**Required work**
Write out all of the entries that follow, word for word, but skip the pictures.

**Input data**
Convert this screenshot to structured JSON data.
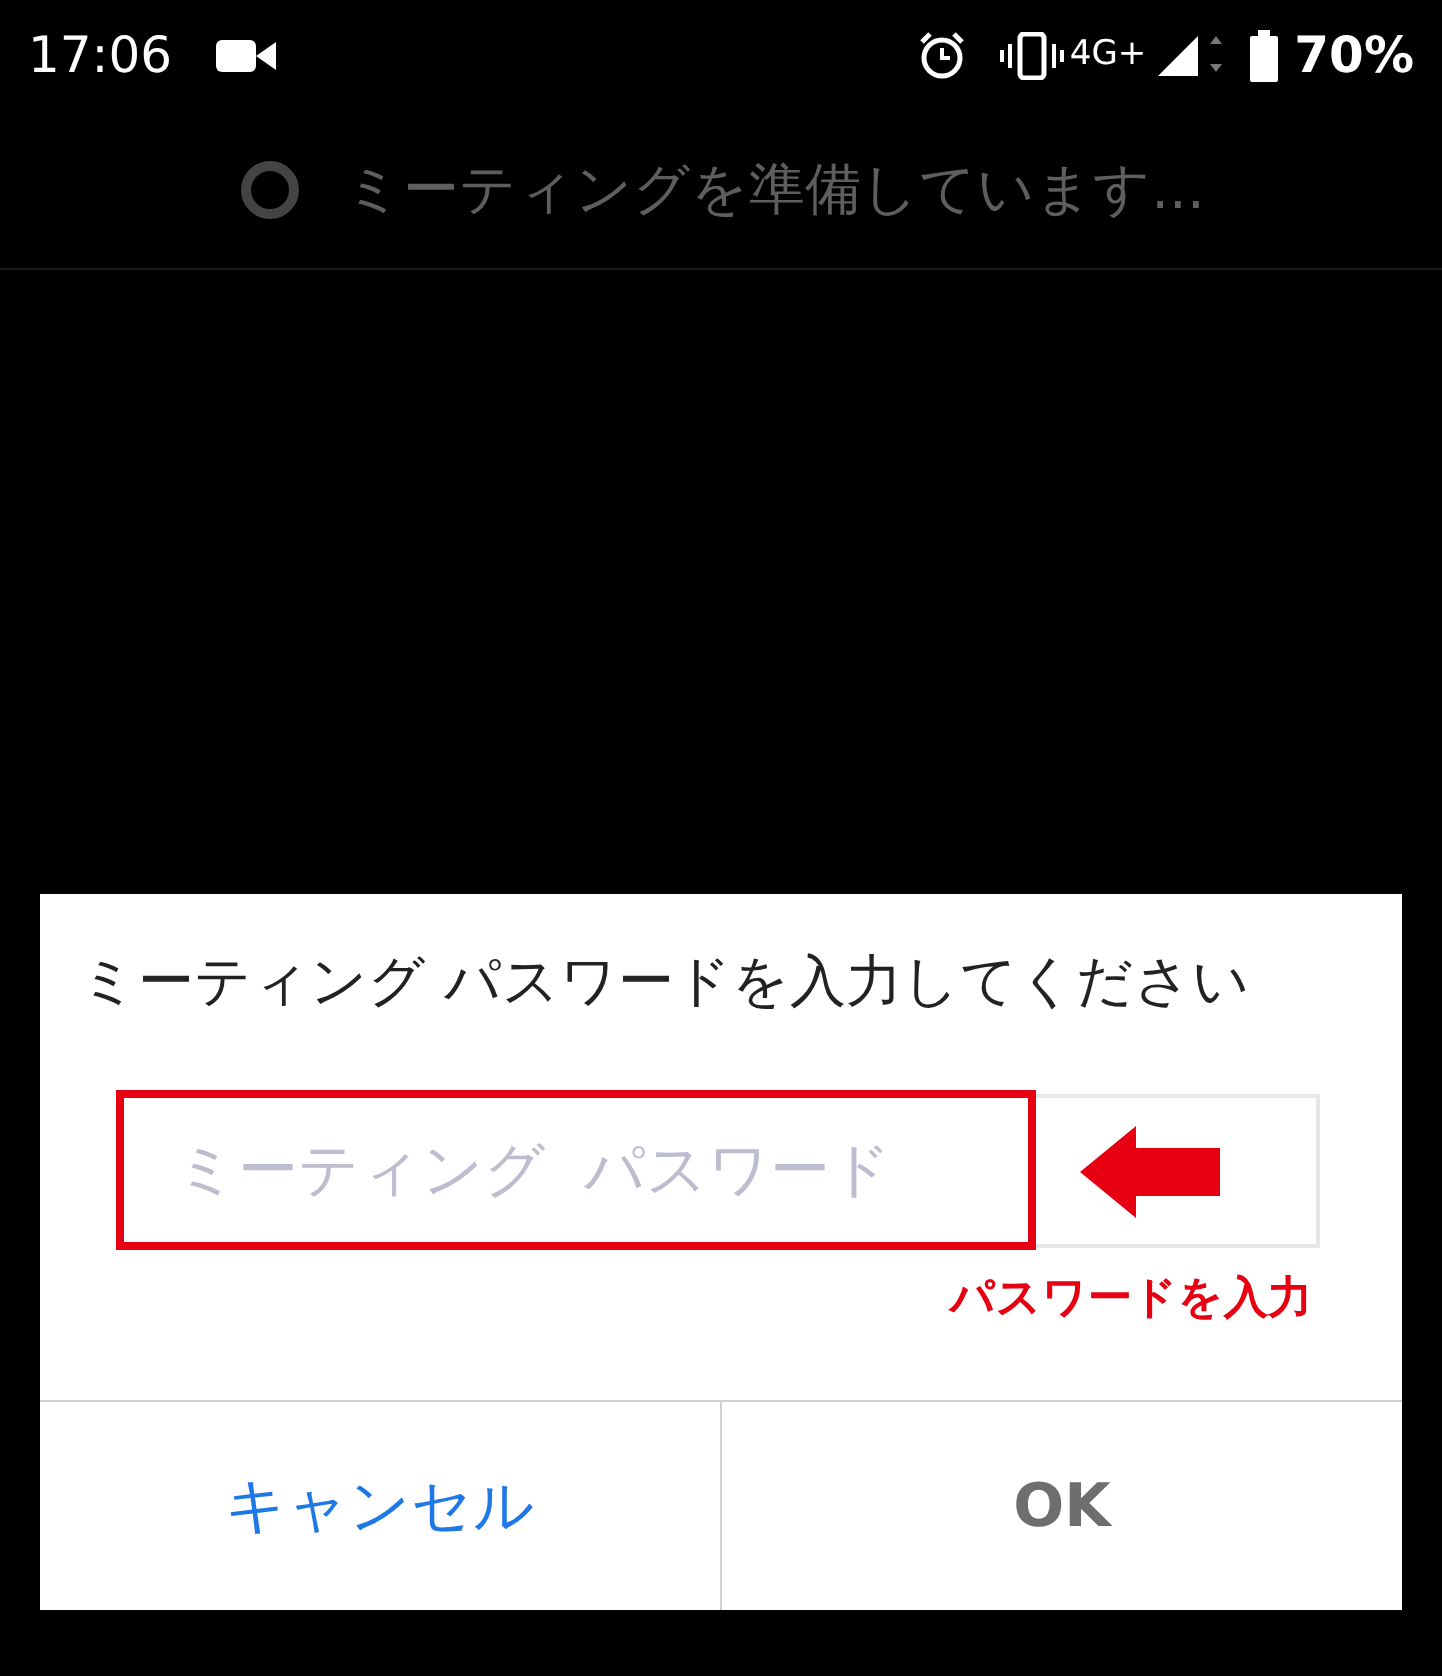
{
  "status_bar": {
    "time": "17:06",
    "network": "4G+",
    "battery": "70%"
  },
  "loading": {
    "text": "ミーティングを準備しています..."
  },
  "dialog": {
    "title": "ミーティング パスワードを入力してください",
    "password_field": {
      "placeholder": "ミーティング  パスワード"
    },
    "annotation": {
      "text": "パスワードを入力"
    },
    "buttons": [
      {
        "label": "キャンセル",
        "kind": "cancel"
      },
      {
        "label": "OK",
        "kind": "confirm"
      }
    ]
  }
}
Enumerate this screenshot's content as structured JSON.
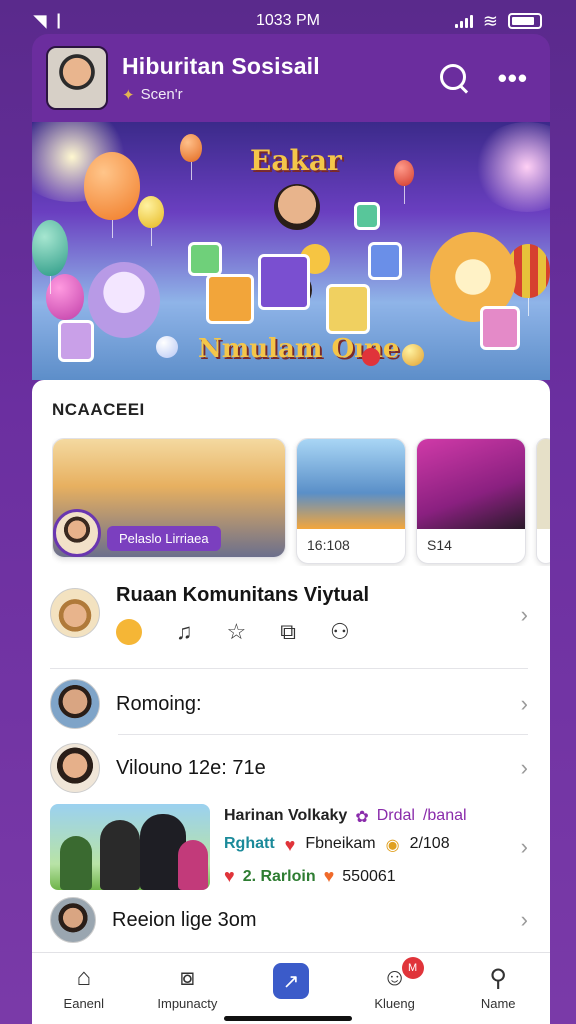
{
  "status_bar": {
    "time": "1033 PM"
  },
  "header": {
    "title": "Hiburitan Sosisail",
    "subtitle": "Scen'r"
  },
  "banner": {
    "title_top": "Eakar",
    "title_bottom": "Nmulam Oıne"
  },
  "section": {
    "label": "NCAACEEI"
  },
  "carousel": [
    {
      "badge": "Pelaslo Lirriaea"
    },
    {
      "meta": "16:108"
    },
    {
      "meta": "S14"
    }
  ],
  "community": {
    "title": "Ruaan Komunitans Viytual"
  },
  "rows": [
    {
      "title": "Romoing:"
    },
    {
      "title": "Vilouno 12e: 71e"
    }
  ],
  "promo": {
    "line1_a": "Harinan Volkaky",
    "line1_b": "Drdal",
    "line1_c": "/banal",
    "line2_a": "Rghatt",
    "line2_b": "Fbneikam",
    "line2_c": "2/108",
    "line3_a": "2. Rarloin",
    "line3_b": "550061"
  },
  "last_row": {
    "title": "Reeion lige 3om"
  },
  "nav": [
    {
      "label": "Eanenl"
    },
    {
      "label": "Impunacty"
    },
    {
      "label": ""
    },
    {
      "label": "Klueng",
      "badge": "M"
    },
    {
      "label": "Name"
    }
  ],
  "colors": {
    "background": "#6b2fa0",
    "header": "#6b2d9e",
    "accent_purple": "#7b3fbf",
    "nav_center": "#3b5bc9",
    "badge_red": "#e0343a"
  }
}
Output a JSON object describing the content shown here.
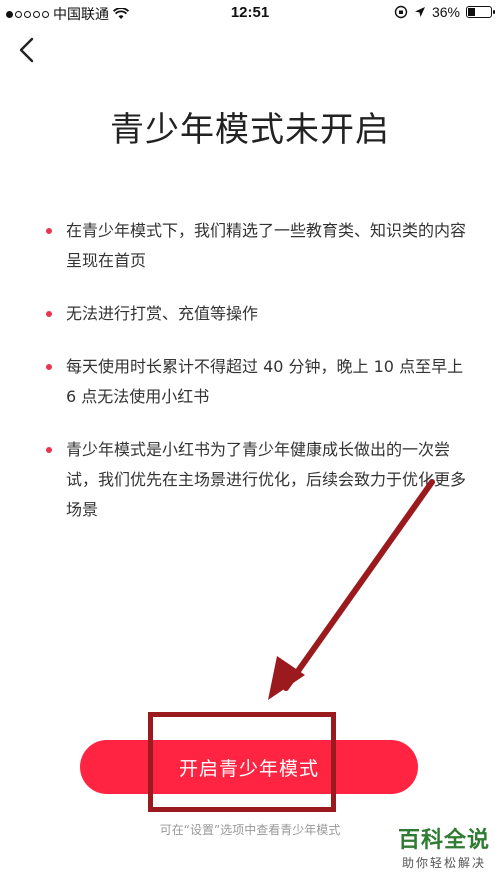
{
  "status_bar": {
    "carrier": "中国联通",
    "time": "12:51",
    "battery": "36%",
    "battery_level": 0.36
  },
  "nav": {
    "back_icon": "chevron-left-icon"
  },
  "title": "青少年模式未开启",
  "info_items": [
    {
      "text": "在青少年模式下，我们精选了一些教育类、知识类的内容呈现在首页"
    },
    {
      "text": "无法进行打赏、充值等操作"
    },
    {
      "text": "每天使用时长累计不得超过 40 分钟，晚上 10 点至早上 6 点无法使用小红书"
    },
    {
      "text": "青少年模式是小红书为了青少年健康成长做出的一次尝试，我们优先在主场景进行优化，后续会致力于优化更多场景"
    }
  ],
  "primary_button": {
    "label": "开启青少年模式"
  },
  "settings_hint": "可在“设置”选项中查看青少年模式",
  "watermark": {
    "main": "百科全说",
    "sub": "助你轻松解决"
  },
  "colors": {
    "accent": "#ff2442",
    "bullet": "#e8374c",
    "annotation": "#9b1a1e"
  }
}
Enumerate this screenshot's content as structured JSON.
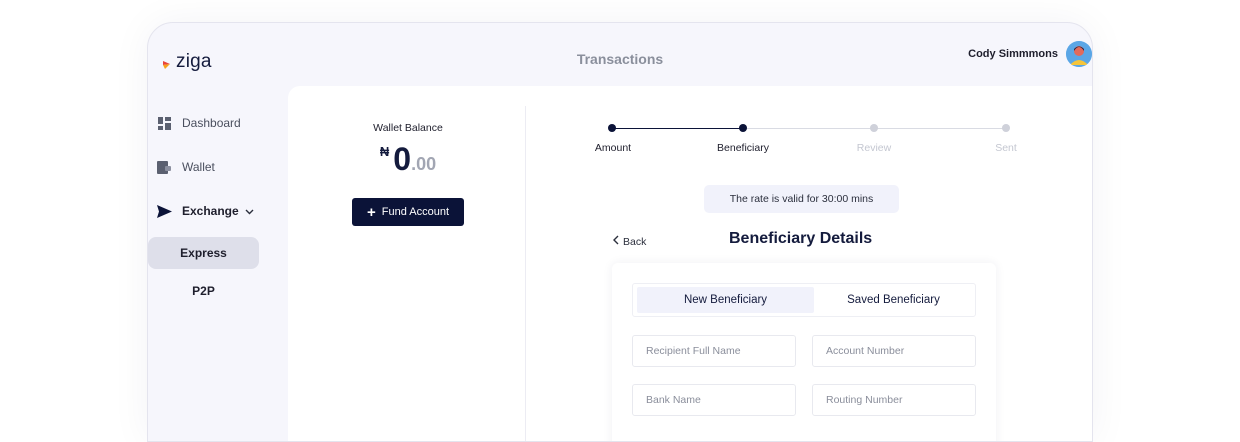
{
  "brand": {
    "name": "ziga"
  },
  "header": {
    "title": "Transactions",
    "user_name": "Cody Simmmons"
  },
  "sidebar": {
    "items": [
      {
        "label": "Dashboard",
        "icon": "dashboard-grid-icon"
      },
      {
        "label": "Wallet",
        "icon": "wallet-icon"
      },
      {
        "label": "Exchange",
        "icon": "send-arrow-icon",
        "expanded": true
      }
    ],
    "sub_items": [
      {
        "label": "Express",
        "active": true
      },
      {
        "label": "P2P",
        "active": false
      }
    ]
  },
  "wallet": {
    "label": "Wallet Balance",
    "currency": "₦",
    "whole": "0",
    "decimal": ".00",
    "fund_button": "Fund Account"
  },
  "stepper": {
    "steps": [
      {
        "label": "Amount",
        "state": "done"
      },
      {
        "label": "Beneficiary",
        "state": "current"
      },
      {
        "label": "Review",
        "state": "pending"
      },
      {
        "label": "Sent",
        "state": "pending"
      }
    ]
  },
  "rate_notice": "The rate is valid for 30:00 mins",
  "beneficiary": {
    "back_label": "Back",
    "title": "Beneficiary Details",
    "tabs": [
      {
        "label": "New Beneficiary",
        "active": true
      },
      {
        "label": "Saved Beneficiary",
        "active": false
      }
    ],
    "fields": {
      "full_name": "Recipient Full Name",
      "account_number": "Account Number",
      "bank_name": "Bank Name",
      "routing_number": "Routing Number"
    }
  },
  "colors": {
    "primary": "#0b1338",
    "sidebar_bg": "#f6f6fc",
    "active_item": "#dedfea",
    "muted": "#c4c7d1"
  }
}
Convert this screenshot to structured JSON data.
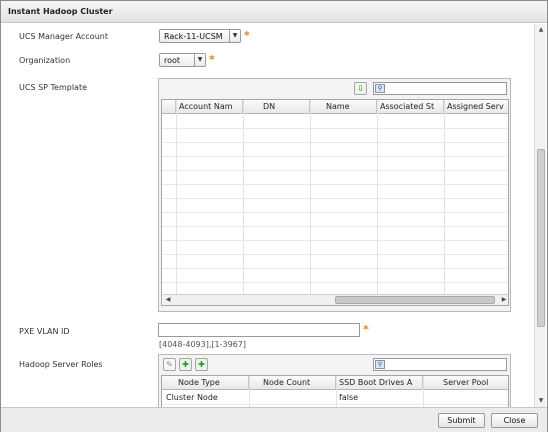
{
  "window": {
    "title": "Instant Hadoop Cluster"
  },
  "form": {
    "ucs_manager_account": {
      "label": "UCS Manager Account",
      "value": "Rack-11-UCSM"
    },
    "organization": {
      "label": "Organization",
      "value": "root"
    },
    "ucs_sp_template": {
      "label": "UCS SP Template",
      "columns": [
        "Account Nam",
        "DN",
        "Name",
        "Associated St",
        "Assigned Serv"
      ]
    },
    "pxe_vlan_id": {
      "label": "PXE VLAN ID",
      "value": "",
      "hint": "[4048-4093],[1-3967]"
    },
    "hadoop_server_roles": {
      "label": "Hadoop Server Roles",
      "columns": [
        "Node Type",
        "Node Count",
        "SSD Boot Drives A",
        "Server Pool"
      ],
      "rows": [
        {
          "node_type": "Cluster Node",
          "node_count": "",
          "ssd": "false",
          "pool": ""
        }
      ]
    },
    "required_marker": "*"
  },
  "footer": {
    "submit_label": "Submit",
    "close_label": "Close"
  },
  "icons": {
    "export": "export-icon",
    "search": "search-icon",
    "edit": "edit-icon",
    "add": "add-icon",
    "add_alt": "add-row-icon"
  },
  "colors": {
    "required": "#f07d1a",
    "accent": "#2c4e82"
  }
}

**Answer for this exercise**
Convert this screenshot to structured JSON data.
{
  "status_bar": {
    "time": "17:06",
    "network": "4G+",
    "battery": "70%"
  },
  "loading": {
    "text": "ミーティングを準備しています..."
  },
  "dialog": {
    "title": "ミーティング パスワードを入力してください",
    "password_field": {
      "placeholder": "ミーティング  パスワード"
    },
    "annotation": {
      "text": "パスワードを入力"
    },
    "buttons": [
      {
        "label": "キャンセル",
        "kind": "cancel"
      },
      {
        "label": "OK",
        "kind": "confirm"
      }
    ]
  }
}
Enumerate this screenshot's content as structured JSON.
{
  "status_bar": {
    "time": "1033 PM"
  },
  "header": {
    "title": "Hiburitan Sosisail",
    "subtitle": "Scen'r"
  },
  "banner": {
    "title_top": "Eakar",
    "title_bottom": "Nmulam Oıne"
  },
  "section": {
    "label": "NCAACEEI"
  },
  "carousel": [
    {
      "badge": "Pelaslo Lirriaea"
    },
    {
      "meta": "16:108"
    },
    {
      "meta": "S14"
    }
  ],
  "community": {
    "title": "Ruaan Komunitans Viytual"
  },
  "rows": [
    {
      "title": "Romoing:"
    },
    {
      "title": "Vilouno 12e: 71e"
    }
  ],
  "promo": {
    "line1_a": "Harinan Volkaky",
    "line1_b": "Drdal",
    "line1_c": "/banal",
    "line2_a": "Rghatt",
    "line2_b": "Fbneikam",
    "line2_c": "2/108",
    "line3_a": "2. Rarloin",
    "line3_b": "550061"
  },
  "last_row": {
    "title": "Reeion lige 3om"
  },
  "nav": [
    {
      "label": "Eanenl"
    },
    {
      "label": "Impunacty"
    },
    {
      "label": ""
    },
    {
      "label": "Klueng",
      "badge": "M"
    },
    {
      "label": "Name"
    }
  ],
  "colors": {
    "background": "#6b2fa0",
    "header": "#6b2d9e",
    "accent_purple": "#7b3fbf",
    "nav_center": "#3b5bc9",
    "badge_red": "#e0343a"
  }
}
Output a JSON object describing the content shown here.
{
  "status_bar": {
    "carrier": "中国联通",
    "time": "12:51",
    "battery": "36%",
    "battery_level": 0.36
  },
  "nav": {
    "back_icon": "chevron-left-icon"
  },
  "title": "青少年模式未开启",
  "info_items": [
    {
      "text": "在青少年模式下，我们精选了一些教育类、知识类的内容呈现在首页"
    },
    {
      "text": "无法进行打赏、充值等操作"
    },
    {
      "text": "每天使用时长累计不得超过 40 分钟，晚上 10 点至早上 6 点无法使用小红书"
    },
    {
      "text": "青少年模式是小红书为了青少年健康成长做出的一次尝试，我们优先在主场景进行优化，后续会致力于优化更多场景"
    }
  ],
  "primary_button": {
    "label": "开启青少年模式"
  },
  "settings_hint": "可在“设置”选项中查看青少年模式",
  "watermark": {
    "main": "百科全说",
    "sub": "助你轻松解决"
  },
  "colors": {
    "accent": "#ff2442",
    "bullet": "#e8374c",
    "annotation": "#9b1a1e"
  }
}
Enumerate this screenshot's content as structured JSON.
{
  "brand": {
    "name": "ziga"
  },
  "header": {
    "title": "Transactions",
    "user_name": "Cody Simmmons"
  },
  "sidebar": {
    "items": [
      {
        "label": "Dashboard",
        "icon": "dashboard-grid-icon"
      },
      {
        "label": "Wallet",
        "icon": "wallet-icon"
      },
      {
        "label": "Exchange",
        "icon": "send-arrow-icon",
        "expanded": true
      }
    ],
    "sub_items": [
      {
        "label": "Express",
        "active": true
      },
      {
        "label": "P2P",
        "active": false
      }
    ]
  },
  "wallet": {
    "label": "Wallet Balance",
    "currency": "₦",
    "whole": "0",
    "decimal": ".00",
    "fund_button": "Fund Account"
  },
  "stepper": {
    "steps": [
      {
        "label": "Amount",
        "state": "done"
      },
      {
        "label": "Beneficiary",
        "state": "current"
      },
      {
        "label": "Review",
        "state": "pending"
      },
      {
        "label": "Sent",
        "state": "pending"
      }
    ]
  },
  "rate_notice": "The rate is valid for 30:00 mins",
  "beneficiary": {
    "back_label": "Back",
    "title": "Beneficiary Details",
    "tabs": [
      {
        "label": "New Beneficiary",
        "active": true
      },
      {
        "label": "Saved Beneficiary",
        "active": false
      }
    ],
    "fields": {
      "full_name": "Recipient Full Name",
      "account_number": "Account Number",
      "bank_name": "Bank Name",
      "routing_number": "Routing Number"
    }
  },
  "colors": {
    "primary": "#0b1338",
    "sidebar_bg": "#f6f6fc",
    "active_item": "#dedfea",
    "muted": "#c4c7d1"
  }
}
Convert this screenshot to structured JSON data.
{
  "window": {
    "title": "Instant Hadoop Cluster"
  },
  "form": {
    "ucs_manager_account": {
      "label": "UCS Manager Account",
      "value": "Rack-11-UCSM"
    },
    "organization": {
      "label": "Organization",
      "value": "root"
    },
    "ucs_sp_template": {
      "label": "UCS SP Template",
      "columns": [
        "Account Nam",
        "DN",
        "Name",
        "Associated St",
        "Assigned Serv"
      ]
    },
    "pxe_vlan_id": {
      "label": "PXE VLAN ID",
      "value": "",
      "hint": "[4048-4093],[1-3967]"
    },
    "hadoop_server_roles": {
      "label": "Hadoop Server Roles",
      "columns": [
        "Node Type",
        "Node Count",
        "SSD Boot Drives A",
        "Server Pool"
      ],
      "rows": [
        {
          "node_type": "Cluster Node",
          "node_count": "",
          "ssd": "false",
          "pool": ""
        }
      ]
    },
    "required_marker": "*"
  },
  "footer": {
    "submit_label": "Submit",
    "close_label": "Close"
  },
  "icons": {
    "export": "export-icon",
    "search": "search-icon",
    "edit": "edit-icon",
    "add": "add-icon",
    "add_alt": "add-row-icon"
  },
  "colors": {
    "required": "#f07d1a",
    "accent": "#2c4e82"
  }
}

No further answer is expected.